Our flagship whistle-to-whistle ban means that for live games before the 9pm watershed, betting ads cannot be shown from five minutes before the game until five minutes after it ends. Research found that in its first 12 months in operation, the ban led to a 97% reduction in the number of TV betting adverts seen by children at that time. More recently, the number of TV betting adverts shown on ITV during the 2022 World Cup group stages fell by 34% compared to the last World Cup.
Industry Insights and Educating Facts
Betting sponsorship supports sport
BGC members are proud to support UK sport, from the grassroots to elite level. The industry contributes around £350 million a year to racing, £40 million to the EFL and £12.5 million for snooker, darts and rugby league. Without this funding, many sports would have struggled to survive the pandemic.
Young people and gambling
Our members have a zero-tolerance approach to under 18s gambling and we use a variety of means, including age and ID-verification checks, to prevent children accessing products. Research in 2022 by the independent regulator the Gambling Commission showed that the most popular forms of betting by children were legal arcade games like penny pusher and claw grab machines, bets between friends and fruit machines – not with BGC members.
The unsafe, unregulated black market is growing. Research by PwC found the number of customers using unlicensed betting websites has more than doubled, from 210,000 in 2019 to 460,000 in 2020 and the money staked is in the billions. The growth in black market betting results in lost tax revenue and reduced funding for sport. A competitive regulated market is the only effective deterrent to the growing black market.
Gambling and suicide
Suicide is a tragedy and extremely complex, and most of the time there is no single event or factor that leads someone to take their own life. Gambling disorder and self-harm are both serious subjects and deserve to be treated seriously.
That is why we are concerned about figures from the now closed Public Health England which are often quoted as fact. We do not recognise their figure of 409 suicides each year because it is based on an extrapolation of a small Swedish study of 2,099 people, and the study’s authors specifically said it should not be applied to other countries. The Department of Health and Social Care has now admitted that PHE made a fundamental "mistake" in its calculation.
The UK has a well-established, robust system of regulation dating back to the 1960s when betting shops were first legalised. The Gambling Commission has far-reaching investigation and enforcement powers and can and does impose tough financial sanctions against operators that fail to comply with their licence conditions. To further protect customers, the BGC has called for the creation of an independent ombudsman to address concerns around customer redress. We believe the Ombudsman should be mandatory for all gambling licence holders.
Gambling reform and the White Paper

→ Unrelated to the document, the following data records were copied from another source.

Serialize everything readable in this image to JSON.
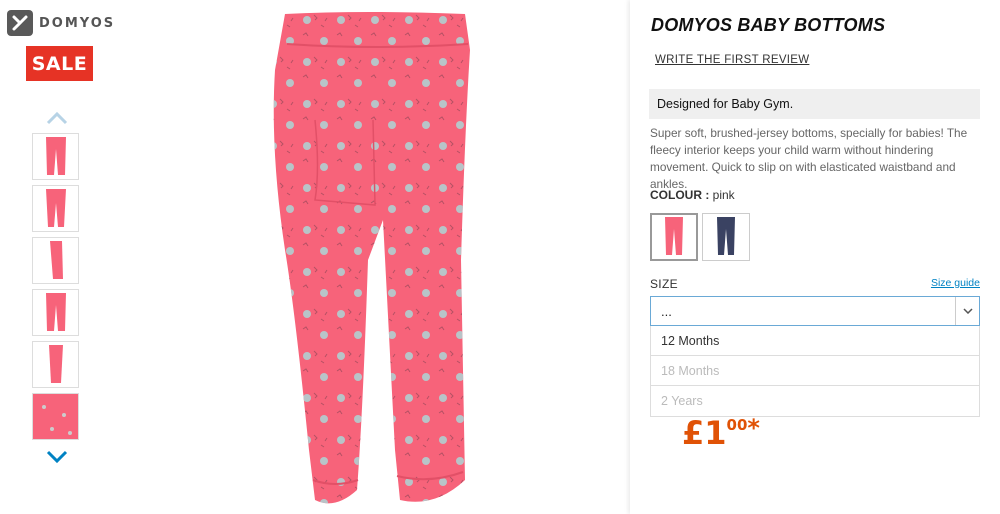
{
  "brand": {
    "name": "DOMYOS"
  },
  "badge": {
    "sale": "SALE"
  },
  "gallery": {
    "up_icon": "chevron-up-icon",
    "down_icon": "chevron-down-icon",
    "thumbnails": 6
  },
  "product": {
    "title": "DOMYOS BABY BOTTOMS",
    "review_link": "WRITE THE FIRST REVIEW",
    "designed_for": "Designed for Baby Gym.",
    "description": "Super soft, brushed-jersey bottoms, specially for babies! The fleecy interior keeps your child warm without hindering movement. Quick to slip on with elasticated waistband and ankles.",
    "colour_label": "COLOUR : ",
    "colour_value": "pink",
    "colours": [
      "pink",
      "navy"
    ],
    "size_label": "SIZE",
    "size_guide": "Size guide",
    "size_selected": "...",
    "size_options": [
      {
        "label": "12 Months",
        "available": true
      },
      {
        "label": "18 Months",
        "available": false
      },
      {
        "label": "2 Years",
        "available": false
      }
    ],
    "price_main": "£1",
    "price_decimal": "00",
    "price_star": "*",
    "accent_color": "#e05206",
    "sale_color": "#e63325",
    "link_color": "#0082c3"
  }
}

We welcomed the launch of the gambling review in 2020 and we have engaged constructively with stakeholders throughout the process. Our view has always been that change is needed but ministers must strike the right balance, protecting the most vulnerable, while ensuring the millions who enjoy a flutter have the freedom to do so without state intrusion. It’s vital that we get this reform right, not just for our industry and the tens of thousands of jobs it supports, but for the future funding of racing and other sports. That’s why we want to see the White Paper published as soon as possible. It is not in our members’ interests to delay it.
The BGC is in favour of targeted spending checks focussed on the minority of problem gamblers and those vulnerable to harm. But we do not support the suggestion of blanket affordability checks. Multiple survey’s have found punters reject these checks and find them intrusive, and worryingly, they could be driving customers to do the unregulated black market.